When I started training in karate, the first rank that our dojo awarded was a black piece of electrical tape attached to the end of our white belts. We worked very hard to earn these first ranks. We were very proud of ourselves for having received our first rank certifications.
"Genuine karate is like hot water; It cools down if you don't continuously keep it over heat."
If you have been practicing karate for any length of time you have undoubtedly heard the 11th of Gichin Funokoshi Sensei’s twenty precepts of karate. “Genuine karate is like hot water; it cools down if you don’t continuously keep it over heat.” It is a precept with an exceptionally profound connotation.
As students of the Way, we have all heard the same precept repeated time and time again by our Sensei the world over, “There is no first strike in Karate,” which is the second of Gichin Funakoshi Sensei’s twenty karate precepts. This is all well and good. However, there seems to be a common misconception about what this statement actually implies. If asked the meaning behind this precept, the vast majority of answers regardless if the karateka level ranges from novice, intermediate, advanced or instructor, will be that it implies that one should never, “throw the first punch.” This interpretation is because we have all been taught that the techniques and tactics learned through karate training are to be used for defense only. Even when observing kata we notice that the first technique executed is usually a blocking technique.

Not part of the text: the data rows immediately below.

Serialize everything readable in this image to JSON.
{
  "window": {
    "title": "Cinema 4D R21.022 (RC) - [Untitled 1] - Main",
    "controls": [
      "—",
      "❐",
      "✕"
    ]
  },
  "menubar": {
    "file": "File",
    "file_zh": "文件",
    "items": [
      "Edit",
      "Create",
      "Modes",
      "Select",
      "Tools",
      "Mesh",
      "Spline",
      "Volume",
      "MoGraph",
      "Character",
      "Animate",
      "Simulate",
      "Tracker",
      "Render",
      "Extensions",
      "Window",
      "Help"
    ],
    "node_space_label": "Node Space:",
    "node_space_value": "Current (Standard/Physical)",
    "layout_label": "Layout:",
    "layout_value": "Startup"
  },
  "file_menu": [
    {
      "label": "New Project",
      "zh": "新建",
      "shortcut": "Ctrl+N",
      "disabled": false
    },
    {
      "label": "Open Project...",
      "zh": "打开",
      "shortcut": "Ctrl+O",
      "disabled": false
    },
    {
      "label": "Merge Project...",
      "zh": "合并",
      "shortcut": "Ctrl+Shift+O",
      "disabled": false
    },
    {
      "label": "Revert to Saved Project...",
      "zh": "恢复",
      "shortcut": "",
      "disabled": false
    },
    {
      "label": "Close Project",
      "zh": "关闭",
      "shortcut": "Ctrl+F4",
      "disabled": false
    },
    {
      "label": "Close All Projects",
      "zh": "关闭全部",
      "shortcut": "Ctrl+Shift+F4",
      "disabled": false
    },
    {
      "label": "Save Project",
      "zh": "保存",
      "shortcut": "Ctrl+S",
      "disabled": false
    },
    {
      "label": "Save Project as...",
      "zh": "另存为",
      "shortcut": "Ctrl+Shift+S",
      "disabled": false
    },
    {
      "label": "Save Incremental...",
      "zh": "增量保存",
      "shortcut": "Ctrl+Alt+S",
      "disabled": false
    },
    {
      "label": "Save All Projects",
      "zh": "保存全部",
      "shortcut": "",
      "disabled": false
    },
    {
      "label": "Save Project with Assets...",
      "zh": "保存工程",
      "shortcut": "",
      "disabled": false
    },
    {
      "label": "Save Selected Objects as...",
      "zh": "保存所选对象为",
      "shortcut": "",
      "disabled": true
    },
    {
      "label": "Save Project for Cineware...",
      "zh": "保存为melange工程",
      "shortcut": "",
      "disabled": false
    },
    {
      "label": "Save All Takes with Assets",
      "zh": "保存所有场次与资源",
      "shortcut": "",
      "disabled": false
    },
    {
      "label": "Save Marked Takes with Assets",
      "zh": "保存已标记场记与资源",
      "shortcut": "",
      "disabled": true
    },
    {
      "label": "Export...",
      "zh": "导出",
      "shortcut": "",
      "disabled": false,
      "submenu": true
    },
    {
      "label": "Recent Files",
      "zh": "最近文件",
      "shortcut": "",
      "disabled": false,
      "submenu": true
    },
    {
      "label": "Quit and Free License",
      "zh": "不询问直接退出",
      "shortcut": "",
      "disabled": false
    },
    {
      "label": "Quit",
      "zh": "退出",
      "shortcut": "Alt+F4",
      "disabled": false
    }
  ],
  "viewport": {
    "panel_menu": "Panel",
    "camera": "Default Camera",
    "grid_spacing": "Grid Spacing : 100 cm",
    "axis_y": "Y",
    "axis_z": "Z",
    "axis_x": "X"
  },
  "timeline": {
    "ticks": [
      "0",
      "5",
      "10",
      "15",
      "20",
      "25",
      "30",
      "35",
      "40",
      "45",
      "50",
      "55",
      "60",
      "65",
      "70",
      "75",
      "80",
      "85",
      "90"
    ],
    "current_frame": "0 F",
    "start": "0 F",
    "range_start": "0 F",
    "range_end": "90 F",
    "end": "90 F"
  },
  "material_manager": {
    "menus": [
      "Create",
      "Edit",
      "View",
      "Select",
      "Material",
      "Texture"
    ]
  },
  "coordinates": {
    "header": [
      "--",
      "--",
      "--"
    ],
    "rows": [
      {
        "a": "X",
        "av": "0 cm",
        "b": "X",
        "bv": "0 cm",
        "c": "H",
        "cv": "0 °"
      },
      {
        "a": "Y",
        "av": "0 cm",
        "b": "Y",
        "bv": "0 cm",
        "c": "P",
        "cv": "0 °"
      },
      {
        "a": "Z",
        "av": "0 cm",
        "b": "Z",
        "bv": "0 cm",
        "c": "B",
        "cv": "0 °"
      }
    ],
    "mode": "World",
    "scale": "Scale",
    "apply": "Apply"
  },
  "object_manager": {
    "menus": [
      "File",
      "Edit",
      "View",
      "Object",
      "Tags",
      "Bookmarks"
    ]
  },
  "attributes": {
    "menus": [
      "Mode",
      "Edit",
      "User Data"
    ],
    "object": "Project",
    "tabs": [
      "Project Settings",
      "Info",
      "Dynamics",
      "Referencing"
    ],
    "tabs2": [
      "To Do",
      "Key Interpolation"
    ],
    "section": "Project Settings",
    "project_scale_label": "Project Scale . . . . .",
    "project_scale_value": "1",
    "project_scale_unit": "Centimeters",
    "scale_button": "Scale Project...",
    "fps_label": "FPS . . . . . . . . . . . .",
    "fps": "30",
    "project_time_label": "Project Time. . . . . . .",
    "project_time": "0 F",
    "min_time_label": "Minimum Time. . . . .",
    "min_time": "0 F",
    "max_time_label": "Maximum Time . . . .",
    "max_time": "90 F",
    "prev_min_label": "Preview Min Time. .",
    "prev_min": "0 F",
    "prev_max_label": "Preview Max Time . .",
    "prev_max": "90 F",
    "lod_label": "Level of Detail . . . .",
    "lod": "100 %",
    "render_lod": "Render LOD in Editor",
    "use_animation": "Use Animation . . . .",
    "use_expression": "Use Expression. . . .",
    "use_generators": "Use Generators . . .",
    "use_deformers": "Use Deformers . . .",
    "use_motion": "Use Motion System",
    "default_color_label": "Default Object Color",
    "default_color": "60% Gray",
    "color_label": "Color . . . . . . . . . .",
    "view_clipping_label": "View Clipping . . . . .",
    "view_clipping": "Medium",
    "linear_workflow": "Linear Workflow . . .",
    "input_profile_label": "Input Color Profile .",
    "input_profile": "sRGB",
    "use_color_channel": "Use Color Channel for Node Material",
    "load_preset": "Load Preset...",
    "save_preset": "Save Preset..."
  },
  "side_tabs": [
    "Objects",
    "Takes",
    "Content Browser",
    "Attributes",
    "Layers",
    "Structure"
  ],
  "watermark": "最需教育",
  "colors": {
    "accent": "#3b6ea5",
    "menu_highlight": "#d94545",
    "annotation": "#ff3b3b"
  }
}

Honshū & Hokkaidō
The two species of wolf native to Japan until their extinction in the early